● Data for this task
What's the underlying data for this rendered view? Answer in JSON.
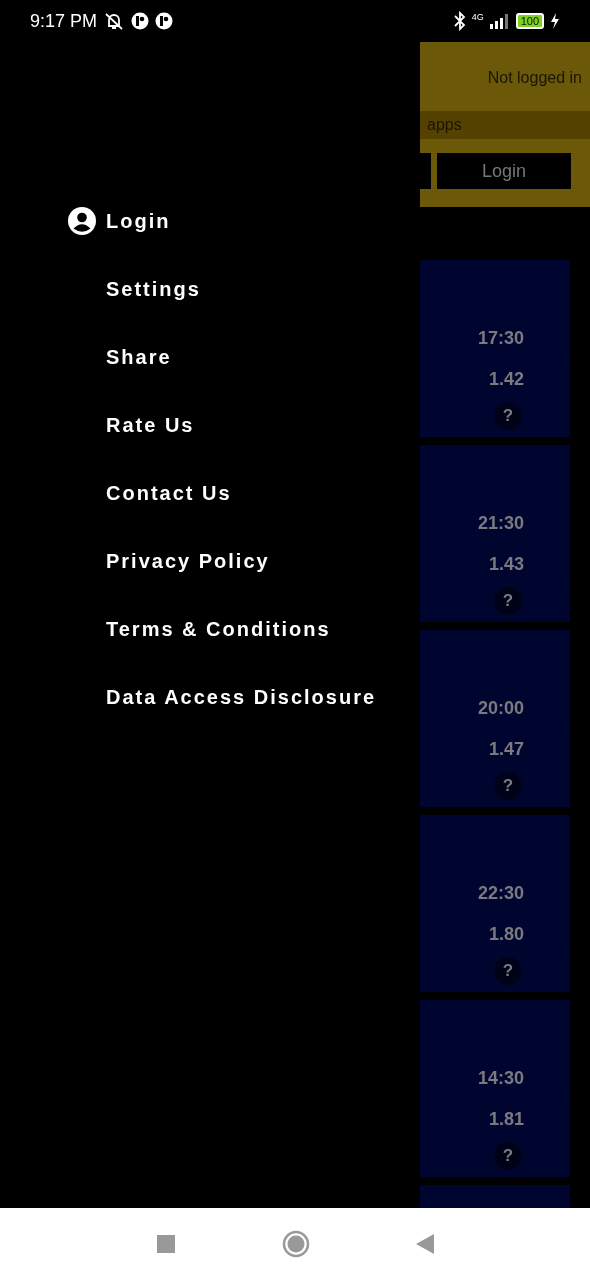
{
  "status_bar": {
    "time": "9:17 PM",
    "network": "4G",
    "battery": "100"
  },
  "drawer": {
    "items": [
      {
        "label": "Login",
        "kind": "account"
      },
      {
        "label": "Settings",
        "kind": "plain"
      },
      {
        "label": "Share",
        "kind": "plain"
      },
      {
        "label": "Rate Us",
        "kind": "plain"
      },
      {
        "label": "Contact Us",
        "kind": "plain"
      },
      {
        "label": "Privacy Policy",
        "kind": "plain"
      },
      {
        "label": "Terms & Conditions",
        "kind": "plain"
      },
      {
        "label": "Data Access Disclosure",
        "kind": "plain"
      }
    ]
  },
  "header": {
    "status": "Not logged in",
    "banner": "apps",
    "login_button": "Login"
  },
  "cards": [
    {
      "time": "17:30",
      "value": "1.42",
      "help": "?"
    },
    {
      "time": "21:30",
      "value": "1.43",
      "help": "?"
    },
    {
      "time": "20:00",
      "value": "1.47",
      "help": "?"
    },
    {
      "time": "22:30",
      "value": "1.80",
      "help": "?"
    },
    {
      "time": "14:30",
      "value": "1.81",
      "help": "?"
    }
  ]
}
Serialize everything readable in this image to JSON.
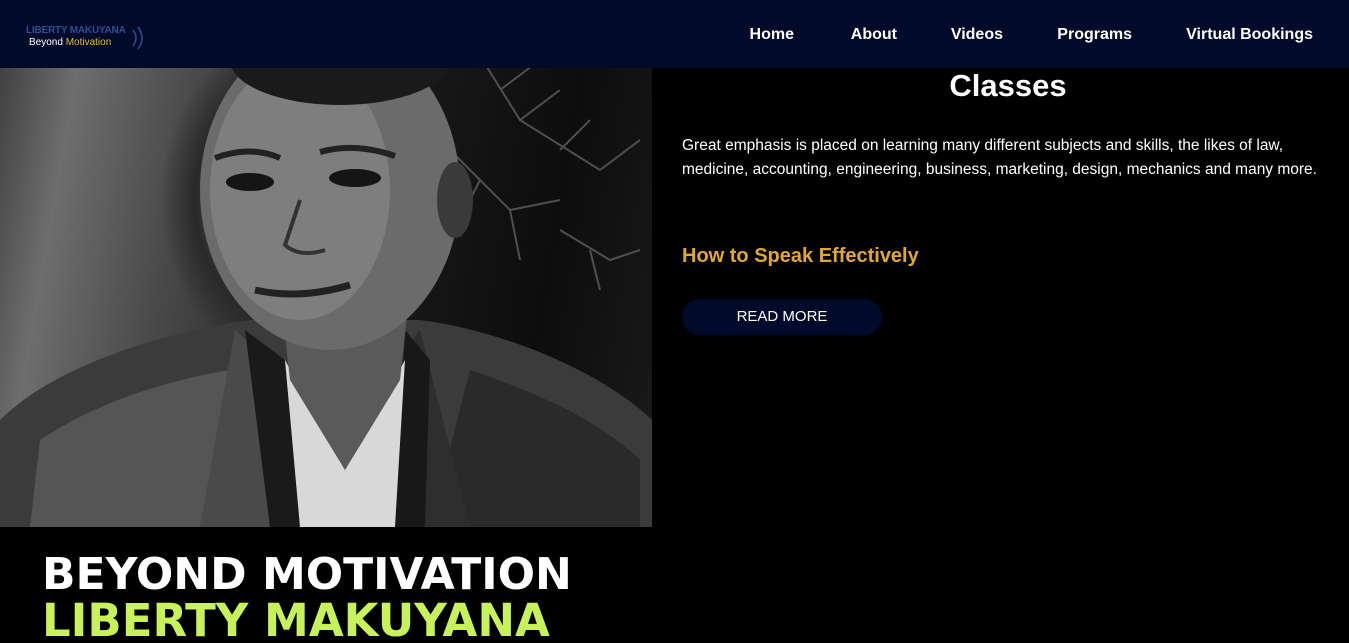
{
  "header": {
    "logo": {
      "name": "LIBERTY MAKUYANA",
      "tagline_main": "Beyond",
      "tagline_accent": "Motivation"
    },
    "nav": [
      {
        "label": "Home"
      },
      {
        "label": "About"
      },
      {
        "label": "Videos"
      },
      {
        "label": "Programs"
      },
      {
        "label": "Virtual Bookings"
      }
    ]
  },
  "hero": {
    "banner_line1": "BEYOND MOTIVATION",
    "banner_line2": "LIBERTY MAKUYANA"
  },
  "main": {
    "section_title": "Classes",
    "description": "Great emphasis is placed on learning many different subjects and skills, the likes of law, medicine, accounting, engineering, business, marketing, design, mechanics and many more.",
    "item_title": "How to Speak Effectively",
    "read_more_label": "READ MORE"
  },
  "colors": {
    "header_bg": "#020a2b",
    "accent_gold": "#e0a82e",
    "banner_green": "#c8f25a",
    "page_bg": "#000000"
  },
  "icons": [
    "sound-wave-icon"
  ]
}
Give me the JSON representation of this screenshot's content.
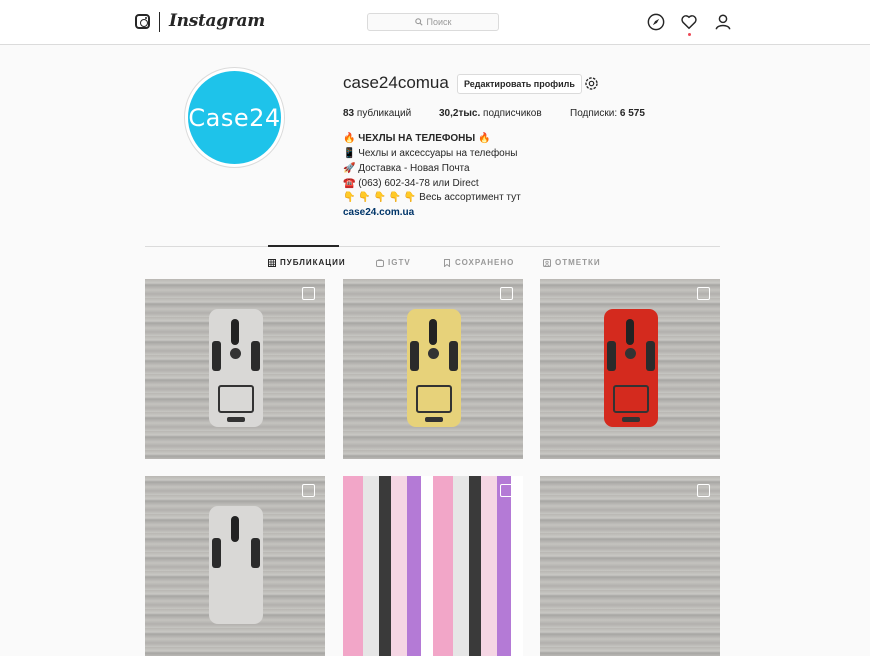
{
  "nav": {
    "brand": "Instagram",
    "search_placeholder": "Поиск",
    "icons": [
      "instagram-glyph-icon",
      "search-icon",
      "compass-icon",
      "heart-icon",
      "user-icon"
    ],
    "accent": "#ed4956"
  },
  "profile": {
    "avatar_text": "Case24",
    "avatar_color": "#1ec3ea",
    "username": "case24comua",
    "edit_button": "Редактировать профиль",
    "stats": {
      "posts_value": "83",
      "posts_label": "публикаций",
      "followers_value": "30,2тыс.",
      "followers_label": "подписчиков",
      "following_label": "Подписки:",
      "following_value": "6 575"
    },
    "bio": {
      "title": "🔥 ЧЕХЛЫ НА ТЕЛЕФОНЫ 🔥",
      "line1": "📱 Чехлы и аксессуары на телефоны",
      "line2": "🚀 Доставка - Новая Почта",
      "line3": "☎️ (063) 602-34-78 или Direct",
      "line4": "👇 👇 👇 👇 👇 Весь ассортимент тут",
      "link": "case24.com.ua"
    }
  },
  "tabs": [
    {
      "label": "ПУБЛИКАЦИИ",
      "icon": "grid-icon",
      "active": true
    },
    {
      "label": "IGTV",
      "icon": "igtv-icon",
      "active": false
    },
    {
      "label": "СОХРАНЕНО",
      "icon": "bookmark-icon",
      "active": false
    },
    {
      "label": "ОТМЕТКИ",
      "icon": "tagged-icon",
      "active": false
    }
  ],
  "posts": [
    {
      "kind": "phone-case",
      "case_color": "#d9d8d6"
    },
    {
      "kind": "phone-case",
      "case_color": "#e7d27a"
    },
    {
      "kind": "phone-case",
      "case_color": "#d42a1e"
    },
    {
      "kind": "phone-case",
      "case_color": "#d9d8d6"
    },
    {
      "kind": "toy-cases"
    },
    {
      "kind": "wood"
    }
  ]
}
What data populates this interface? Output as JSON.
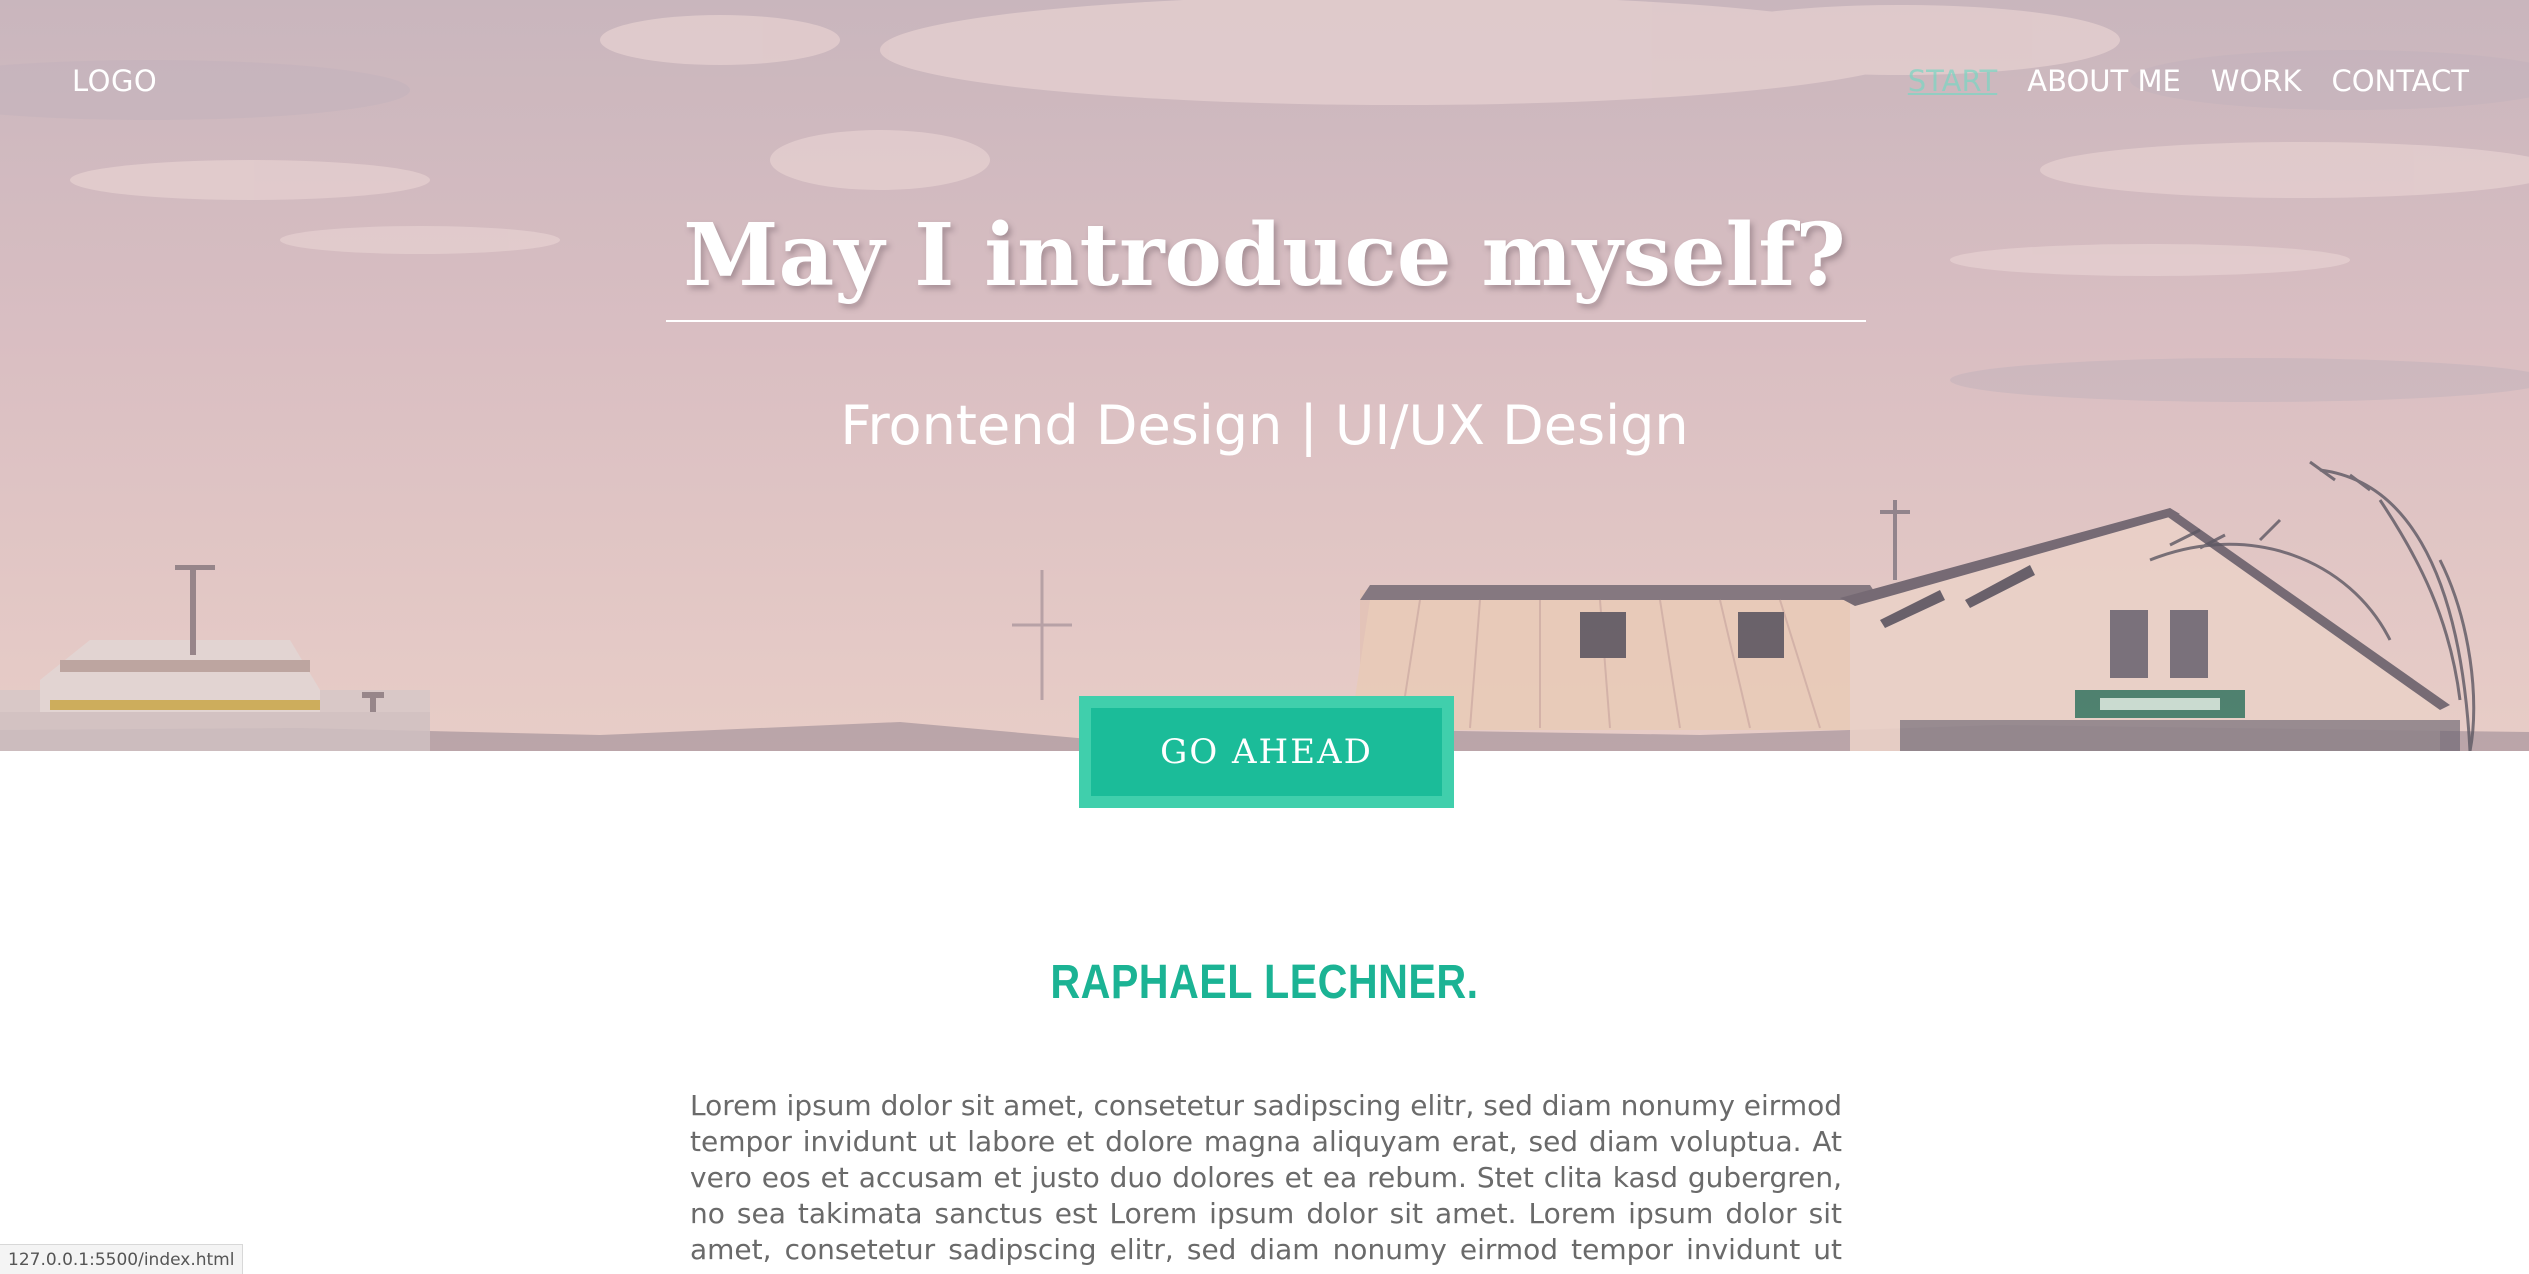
{
  "nav": {
    "logo": "LOGO",
    "items": [
      "START",
      "ABOUT ME",
      "WORK",
      "CONTACT"
    ]
  },
  "hero": {
    "title": "May I introduce myself?",
    "subtitle": "Frontend Design | UI/UX Design",
    "cta_label": "GO AHEAD"
  },
  "about": {
    "name": "RAPHAEL LECHNER.",
    "bio": "Lorem ipsum dolor sit amet, consetetur sadipscing elitr, sed diam nonumy eirmod tempor invidunt ut labore et dolore magna aliquyam erat, sed diam voluptua. At vero eos et accusam et justo duo dolores et ea rebum. Stet clita kasd gubergren, no sea takimata sanctus est Lorem ipsum dolor sit amet. Lorem ipsum dolor sit amet, consetetur sadipscing elitr, sed diam nonumy eirmod tempor invidunt ut labore et"
  },
  "status_bar": {
    "url": "127.0.0.1:5500/index.html"
  },
  "colors": {
    "accent": "#1bbc99",
    "accent_border": "#40cfac",
    "name_text": "#1bb394",
    "body_text": "#6a6a6a",
    "hero_tint": "#d6bcc0"
  }
}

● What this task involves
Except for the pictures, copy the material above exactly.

● Response for this exercise
What's the underlying data for this rendered view? Answer in JSON.
{
  "status_bar": {
    "time": "9:17 PM",
    "network": "4G",
    "battery": "100"
  },
  "drawer": {
    "items": [
      {
        "label": "Login",
        "kind": "account"
      },
      {
        "label": "Settings",
        "kind": "plain"
      },
      {
        "label": "Share",
        "kind": "plain"
      },
      {
        "label": "Rate Us",
        "kind": "plain"
      },
      {
        "label": "Contact Us",
        "kind": "plain"
      },
      {
        "label": "Privacy Policy",
        "kind": "plain"
      },
      {
        "label": "Terms & Conditions",
        "kind": "plain"
      },
      {
        "label": "Data Access Disclosure",
        "kind": "plain"
      }
    ]
  },
  "header": {
    "status": "Not logged in",
    "banner": "apps",
    "login_button": "Login"
  },
  "cards": [
    {
      "time": "17:30",
      "value": "1.42",
      "help": "?"
    },
    {
      "time": "21:30",
      "value": "1.43",
      "help": "?"
    },
    {
      "time": "20:00",
      "value": "1.47",
      "help": "?"
    },
    {
      "time": "22:30",
      "value": "1.80",
      "help": "?"
    },
    {
      "time": "14:30",
      "value": "1.81",
      "help": "?"
    }
  ]
}
Serialize everything readable in this image to JSON.
{
  "header": {
    "logo": {
      "name": "LIBERTY MAKUYANA",
      "tagline_main": "Beyond",
      "tagline_accent": "Motivation"
    },
    "nav": [
      {
        "label": "Home"
      },
      {
        "label": "About"
      },
      {
        "label": "Videos"
      },
      {
        "label": "Programs"
      },
      {
        "label": "Virtual Bookings"
      }
    ]
  },
  "hero": {
    "banner_line1": "BEYOND MOTIVATION",
    "banner_line2": "LIBERTY MAKUYANA"
  },
  "main": {
    "section_title": "Classes",
    "description": "Great emphasis is placed on learning many different subjects and skills, the likes of law, medicine, accounting, engineering, business, marketing, design, mechanics and many more.",
    "item_title": "How to Speak Effectively",
    "read_more_label": "READ MORE"
  },
  "colors": {
    "header_bg": "#020a2b",
    "accent_gold": "#e0a82e",
    "banner_green": "#c8f25a",
    "page_bg": "#000000"
  },
  "icons": [
    "sound-wave-icon"
  ]
}
Give me the JSON representation of this screenshot's content.
{
  "nav": {
    "brand": "Instagram",
    "search_placeholder": "Поиск",
    "icons": [
      "instagram-glyph-icon",
      "search-icon",
      "compass-icon",
      "heart-icon",
      "user-icon"
    ],
    "accent": "#ed4956"
  },
  "profile": {
    "avatar_text": "Case24",
    "avatar_color": "#1ec3ea",
    "username": "case24comua",
    "edit_button": "Редактировать профиль",
    "stats": {
      "posts_value": "83",
      "posts_label": "публикаций",
      "followers_value": "30,2тыс.",
      "followers_label": "подписчиков",
      "following_label": "Подписки:",
      "following_value": "6 575"
    },
    "bio": {
      "title": "🔥 ЧЕХЛЫ НА ТЕЛЕФОНЫ 🔥",
      "line1": "📱 Чехлы и аксессуары на телефоны",
      "line2": "🚀 Доставка - Новая Почта",
      "line3": "☎️ (063) 602-34-78 или Direct",
      "line4": "👇 👇 👇 👇 👇 Весь ассортимент тут",
      "link": "case24.com.ua"
    }
  },
  "tabs": [
    {
      "label": "ПУБЛИКАЦИИ",
      "icon": "grid-icon",
      "active": true
    },
    {
      "label": "IGTV",
      "icon": "igtv-icon",
      "active": false
    },
    {
      "label": "СОХРАНЕНО",
      "icon": "bookmark-icon",
      "active": false
    },
    {
      "label": "ОТМЕТКИ",
      "icon": "tagged-icon",
      "active": false
    }
  ],
  "posts": [
    {
      "kind": "phone-case",
      "case_color": "#d9d8d6"
    },
    {
      "kind": "phone-case",
      "case_color": "#e7d27a"
    },
    {
      "kind": "phone-case",
      "case_color": "#d42a1e"
    },
    {
      "kind": "phone-case",
      "case_color": "#d9d8d6"
    },
    {
      "kind": "toy-cases"
    },
    {
      "kind": "wood"
    }
  ]
}
What data populates this interface? Output as JSON.
{
  "nav": {
    "logo": "LOGO",
    "items": [
      "START",
      "ABOUT ME",
      "WORK",
      "CONTACT"
    ]
  },
  "hero": {
    "title": "May I introduce myself?",
    "subtitle": "Frontend Design | UI/UX Design",
    "cta_label": "GO AHEAD"
  },
  "about": {
    "name": "RAPHAEL LECHNER.",
    "bio": "Lorem ipsum dolor sit amet, consetetur sadipscing elitr, sed diam nonumy eirmod tempor invidunt ut labore et dolore magna aliquyam erat, sed diam voluptua. At vero eos et accusam et justo duo dolores et ea rebum. Stet clita kasd gubergren, no sea takimata sanctus est Lorem ipsum dolor sit amet. Lorem ipsum dolor sit amet, consetetur sadipscing elitr, sed diam nonumy eirmod tempor invidunt ut labore et"
  },
  "status_bar": {
    "url": "127.0.0.1:5500/index.html"
  },
  "colors": {
    "accent": "#1bbc99",
    "accent_border": "#40cfac",
    "name_text": "#1bb394",
    "body_text": "#6a6a6a",
    "hero_tint": "#d6bcc0"
  }
}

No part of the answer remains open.